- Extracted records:
*** Begin section ***

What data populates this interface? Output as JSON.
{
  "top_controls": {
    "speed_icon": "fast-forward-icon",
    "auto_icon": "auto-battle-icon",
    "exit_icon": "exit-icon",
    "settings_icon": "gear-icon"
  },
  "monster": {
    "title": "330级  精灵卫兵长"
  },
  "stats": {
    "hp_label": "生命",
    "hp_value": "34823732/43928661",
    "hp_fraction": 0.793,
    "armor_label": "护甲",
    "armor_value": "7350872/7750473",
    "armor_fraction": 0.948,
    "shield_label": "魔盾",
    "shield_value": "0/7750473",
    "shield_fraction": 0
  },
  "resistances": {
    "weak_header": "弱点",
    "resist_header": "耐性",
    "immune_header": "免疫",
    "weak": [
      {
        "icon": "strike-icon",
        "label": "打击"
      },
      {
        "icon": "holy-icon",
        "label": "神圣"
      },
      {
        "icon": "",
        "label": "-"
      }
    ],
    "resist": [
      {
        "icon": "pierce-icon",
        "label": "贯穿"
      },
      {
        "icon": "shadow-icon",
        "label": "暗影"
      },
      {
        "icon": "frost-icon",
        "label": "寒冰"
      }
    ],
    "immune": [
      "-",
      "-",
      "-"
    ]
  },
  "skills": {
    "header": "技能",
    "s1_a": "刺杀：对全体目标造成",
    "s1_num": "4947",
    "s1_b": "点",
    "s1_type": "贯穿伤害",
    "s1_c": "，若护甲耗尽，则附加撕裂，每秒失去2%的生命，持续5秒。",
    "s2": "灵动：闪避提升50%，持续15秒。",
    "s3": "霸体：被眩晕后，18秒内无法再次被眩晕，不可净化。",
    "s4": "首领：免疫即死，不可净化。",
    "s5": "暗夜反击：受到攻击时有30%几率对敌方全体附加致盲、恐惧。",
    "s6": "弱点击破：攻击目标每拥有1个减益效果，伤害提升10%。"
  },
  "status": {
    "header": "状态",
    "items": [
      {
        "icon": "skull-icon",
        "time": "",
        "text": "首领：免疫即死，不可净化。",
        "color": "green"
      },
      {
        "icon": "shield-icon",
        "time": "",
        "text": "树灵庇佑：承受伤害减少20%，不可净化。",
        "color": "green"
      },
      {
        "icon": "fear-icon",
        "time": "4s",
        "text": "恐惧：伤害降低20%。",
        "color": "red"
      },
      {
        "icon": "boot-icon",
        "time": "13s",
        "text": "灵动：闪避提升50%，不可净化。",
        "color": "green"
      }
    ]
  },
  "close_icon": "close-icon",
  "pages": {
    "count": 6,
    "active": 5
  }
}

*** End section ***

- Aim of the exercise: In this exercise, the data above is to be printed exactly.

- Expected output:
What data populates this interface? Output as JSON.
{
  "top_controls": {
    "speed_icon": "fast-forward-icon",
    "auto_icon": "auto-battle-icon",
    "exit_icon": "exit-icon",
    "settings_icon": "gear-icon"
  },
  "monster": {
    "title": "330级  精灵卫兵长"
  },
  "stats": {
    "hp_label": "生命",
    "hp_value": "34823732/43928661",
    "hp_fraction": 0.793,
    "armor_label": "护甲",
    "armor_value": "7350872/7750473",
    "armor_fraction": 0.948,
    "shield_label": "魔盾",
    "shield_value": "0/7750473",
    "shield_fraction": 0
  },
  "resistances": {
    "weak_header": "弱点",
    "resist_header": "耐性",
    "immune_header": "免疫",
    "weak": [
      {
        "icon": "strike-icon",
        "label": "打击"
      },
      {
        "icon": "holy-icon",
        "label": "神圣"
      },
      {
        "icon": "",
        "label": "-"
      }
    ],
    "resist": [
      {
        "icon": "pierce-icon",
        "label": "贯穿"
      },
      {
        "icon": "shadow-icon",
        "label": "暗影"
      },
      {
        "icon": "frost-icon",
        "label": "寒冰"
      }
    ],
    "immune": [
      "-",
      "-",
      "-"
    ]
  },
  "skills": {
    "header": "技能",
    "s1_a": "刺杀：对全体目标造成",
    "s1_num": "4947",
    "s1_b": "点",
    "s1_type": "贯穿伤害",
    "s1_c": "，若护甲耗尽，则附加撕裂，每秒失去2%的生命，持续5秒。",
    "s2": "灵动：闪避提升50%，持续15秒。",
    "s3": "霸体：被眩晕后，18秒内无法再次被眩晕，不可净化。",
    "s4": "首领：免疫即死，不可净化。",
    "s5": "暗夜反击：受到攻击时有30%几率对敌方全体附加致盲、恐惧。",
    "s6": "弱点击破：攻击目标每拥有1个减益效果，伤害提升10%。"
  },
  "status": {
    "header": "状态",
    "items": [
      {
        "icon": "skull-icon",
        "time": "",
        "text": "首领：免疫即死，不可净化。",
        "color": "green"
      },
      {
        "icon": "shield-icon",
        "time": "",
        "text": "树灵庇佑：承受伤害减少20%，不可净化。",
        "color": "green"
      },
      {
        "icon": "fear-icon",
        "time": "4s",
        "text": "恐惧：伤害降低20%。",
        "color": "red"
      },
      {
        "icon": "boot-icon",
        "time": "13s",
        "text": "灵动：闪避提升50%，不可净化。",
        "color": "green"
      }
    ]
  },
  "close_icon": "close-icon",
  "pages": {
    "count": 6,
    "active": 5
  }
}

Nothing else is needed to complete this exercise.